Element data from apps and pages
----

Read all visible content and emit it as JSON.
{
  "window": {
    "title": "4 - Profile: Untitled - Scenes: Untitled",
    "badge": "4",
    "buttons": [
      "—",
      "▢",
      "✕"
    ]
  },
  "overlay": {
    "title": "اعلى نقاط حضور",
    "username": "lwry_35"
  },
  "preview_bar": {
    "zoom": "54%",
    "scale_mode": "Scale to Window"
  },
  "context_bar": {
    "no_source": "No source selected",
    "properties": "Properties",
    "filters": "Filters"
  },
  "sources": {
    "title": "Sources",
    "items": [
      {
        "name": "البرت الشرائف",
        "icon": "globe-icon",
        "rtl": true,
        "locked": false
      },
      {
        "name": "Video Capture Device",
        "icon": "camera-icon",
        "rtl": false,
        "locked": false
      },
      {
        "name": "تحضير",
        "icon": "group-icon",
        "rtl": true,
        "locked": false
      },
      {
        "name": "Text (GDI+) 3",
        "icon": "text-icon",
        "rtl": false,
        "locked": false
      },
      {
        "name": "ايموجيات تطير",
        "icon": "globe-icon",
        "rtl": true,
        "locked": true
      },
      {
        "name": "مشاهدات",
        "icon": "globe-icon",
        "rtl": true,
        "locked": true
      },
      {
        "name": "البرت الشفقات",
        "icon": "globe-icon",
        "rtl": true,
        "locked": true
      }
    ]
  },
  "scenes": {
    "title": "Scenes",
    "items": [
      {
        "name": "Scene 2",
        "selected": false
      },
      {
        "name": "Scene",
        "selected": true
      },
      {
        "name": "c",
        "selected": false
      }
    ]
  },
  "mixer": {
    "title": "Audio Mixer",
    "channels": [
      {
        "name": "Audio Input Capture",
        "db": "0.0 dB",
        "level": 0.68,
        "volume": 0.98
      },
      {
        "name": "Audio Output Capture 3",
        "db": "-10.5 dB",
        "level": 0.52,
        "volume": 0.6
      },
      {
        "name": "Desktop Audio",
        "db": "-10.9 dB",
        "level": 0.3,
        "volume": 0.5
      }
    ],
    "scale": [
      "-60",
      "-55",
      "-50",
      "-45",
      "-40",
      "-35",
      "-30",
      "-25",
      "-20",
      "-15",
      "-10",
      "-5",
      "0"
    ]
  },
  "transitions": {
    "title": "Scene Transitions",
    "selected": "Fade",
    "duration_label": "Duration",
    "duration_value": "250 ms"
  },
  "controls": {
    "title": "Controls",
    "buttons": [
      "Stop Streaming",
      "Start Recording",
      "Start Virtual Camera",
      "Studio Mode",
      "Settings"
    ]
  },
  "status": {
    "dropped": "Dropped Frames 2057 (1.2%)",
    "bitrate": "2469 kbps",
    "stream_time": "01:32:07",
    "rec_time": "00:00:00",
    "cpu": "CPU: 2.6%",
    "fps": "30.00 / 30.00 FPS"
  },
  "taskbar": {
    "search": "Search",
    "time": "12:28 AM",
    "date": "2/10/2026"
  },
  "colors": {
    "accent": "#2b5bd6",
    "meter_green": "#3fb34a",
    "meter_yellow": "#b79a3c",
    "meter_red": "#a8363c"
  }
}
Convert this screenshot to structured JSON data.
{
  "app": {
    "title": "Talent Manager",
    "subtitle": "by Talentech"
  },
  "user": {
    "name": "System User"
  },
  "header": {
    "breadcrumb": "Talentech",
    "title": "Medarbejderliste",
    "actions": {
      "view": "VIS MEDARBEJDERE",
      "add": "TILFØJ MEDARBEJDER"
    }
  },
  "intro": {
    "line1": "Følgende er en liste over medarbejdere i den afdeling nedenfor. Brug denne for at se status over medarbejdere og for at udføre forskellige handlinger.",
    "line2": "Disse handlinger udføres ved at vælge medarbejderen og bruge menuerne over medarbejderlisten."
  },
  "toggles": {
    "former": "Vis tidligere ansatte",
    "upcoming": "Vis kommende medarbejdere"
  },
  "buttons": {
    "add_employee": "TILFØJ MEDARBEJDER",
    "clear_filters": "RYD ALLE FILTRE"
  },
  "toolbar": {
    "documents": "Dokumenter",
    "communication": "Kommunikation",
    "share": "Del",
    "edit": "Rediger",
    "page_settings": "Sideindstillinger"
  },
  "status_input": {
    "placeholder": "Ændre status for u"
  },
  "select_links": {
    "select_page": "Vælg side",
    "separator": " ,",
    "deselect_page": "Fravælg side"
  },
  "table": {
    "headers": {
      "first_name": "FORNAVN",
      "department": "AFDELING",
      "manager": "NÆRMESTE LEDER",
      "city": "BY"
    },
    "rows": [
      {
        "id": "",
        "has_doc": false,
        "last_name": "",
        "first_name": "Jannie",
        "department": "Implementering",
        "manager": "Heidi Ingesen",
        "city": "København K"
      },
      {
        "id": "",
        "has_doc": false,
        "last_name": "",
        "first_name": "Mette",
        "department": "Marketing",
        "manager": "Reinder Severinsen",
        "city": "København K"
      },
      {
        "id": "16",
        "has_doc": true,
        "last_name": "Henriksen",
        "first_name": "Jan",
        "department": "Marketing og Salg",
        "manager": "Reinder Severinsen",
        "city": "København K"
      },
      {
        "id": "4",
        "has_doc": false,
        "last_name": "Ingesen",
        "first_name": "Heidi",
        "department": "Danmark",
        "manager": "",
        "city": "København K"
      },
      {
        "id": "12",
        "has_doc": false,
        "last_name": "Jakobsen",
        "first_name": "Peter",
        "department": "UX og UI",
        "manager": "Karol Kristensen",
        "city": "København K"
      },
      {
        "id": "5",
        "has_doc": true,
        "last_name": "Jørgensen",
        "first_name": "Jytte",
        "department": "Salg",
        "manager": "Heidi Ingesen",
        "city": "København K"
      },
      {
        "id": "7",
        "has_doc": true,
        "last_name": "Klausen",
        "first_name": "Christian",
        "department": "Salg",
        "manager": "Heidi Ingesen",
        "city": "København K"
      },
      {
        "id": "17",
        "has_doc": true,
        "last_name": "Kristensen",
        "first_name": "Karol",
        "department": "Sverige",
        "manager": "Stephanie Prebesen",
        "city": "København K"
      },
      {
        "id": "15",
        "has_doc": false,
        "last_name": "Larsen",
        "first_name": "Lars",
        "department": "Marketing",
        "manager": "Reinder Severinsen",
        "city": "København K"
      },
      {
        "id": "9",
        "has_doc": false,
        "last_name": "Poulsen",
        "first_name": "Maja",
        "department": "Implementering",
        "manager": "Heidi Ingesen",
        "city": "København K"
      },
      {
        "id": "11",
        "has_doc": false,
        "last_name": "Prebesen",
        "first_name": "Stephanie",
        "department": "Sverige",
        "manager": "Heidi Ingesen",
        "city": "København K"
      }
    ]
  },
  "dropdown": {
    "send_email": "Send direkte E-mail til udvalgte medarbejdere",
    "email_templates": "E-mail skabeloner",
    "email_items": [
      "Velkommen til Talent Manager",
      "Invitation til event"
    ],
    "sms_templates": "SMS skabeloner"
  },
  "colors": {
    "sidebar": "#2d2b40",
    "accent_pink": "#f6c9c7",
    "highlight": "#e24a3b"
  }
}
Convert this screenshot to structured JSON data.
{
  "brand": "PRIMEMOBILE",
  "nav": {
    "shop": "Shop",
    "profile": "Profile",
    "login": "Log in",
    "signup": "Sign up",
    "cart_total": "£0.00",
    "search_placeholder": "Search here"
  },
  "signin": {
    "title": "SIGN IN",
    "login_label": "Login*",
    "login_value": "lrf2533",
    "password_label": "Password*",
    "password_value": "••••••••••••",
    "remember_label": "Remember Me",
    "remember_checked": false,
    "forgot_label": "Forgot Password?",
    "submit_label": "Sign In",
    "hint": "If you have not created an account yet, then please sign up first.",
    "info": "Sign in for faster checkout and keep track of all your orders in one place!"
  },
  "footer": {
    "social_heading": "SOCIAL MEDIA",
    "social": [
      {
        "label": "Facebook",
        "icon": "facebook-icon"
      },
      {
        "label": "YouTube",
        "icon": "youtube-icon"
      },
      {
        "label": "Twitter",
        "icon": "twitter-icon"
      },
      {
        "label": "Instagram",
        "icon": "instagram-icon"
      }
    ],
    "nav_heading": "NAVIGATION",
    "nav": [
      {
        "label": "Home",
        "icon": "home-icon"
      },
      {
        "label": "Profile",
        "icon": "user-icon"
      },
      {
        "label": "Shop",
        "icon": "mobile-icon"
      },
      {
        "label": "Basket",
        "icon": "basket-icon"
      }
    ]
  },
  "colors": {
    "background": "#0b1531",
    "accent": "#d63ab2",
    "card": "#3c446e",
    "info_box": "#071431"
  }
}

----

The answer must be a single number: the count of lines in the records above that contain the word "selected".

5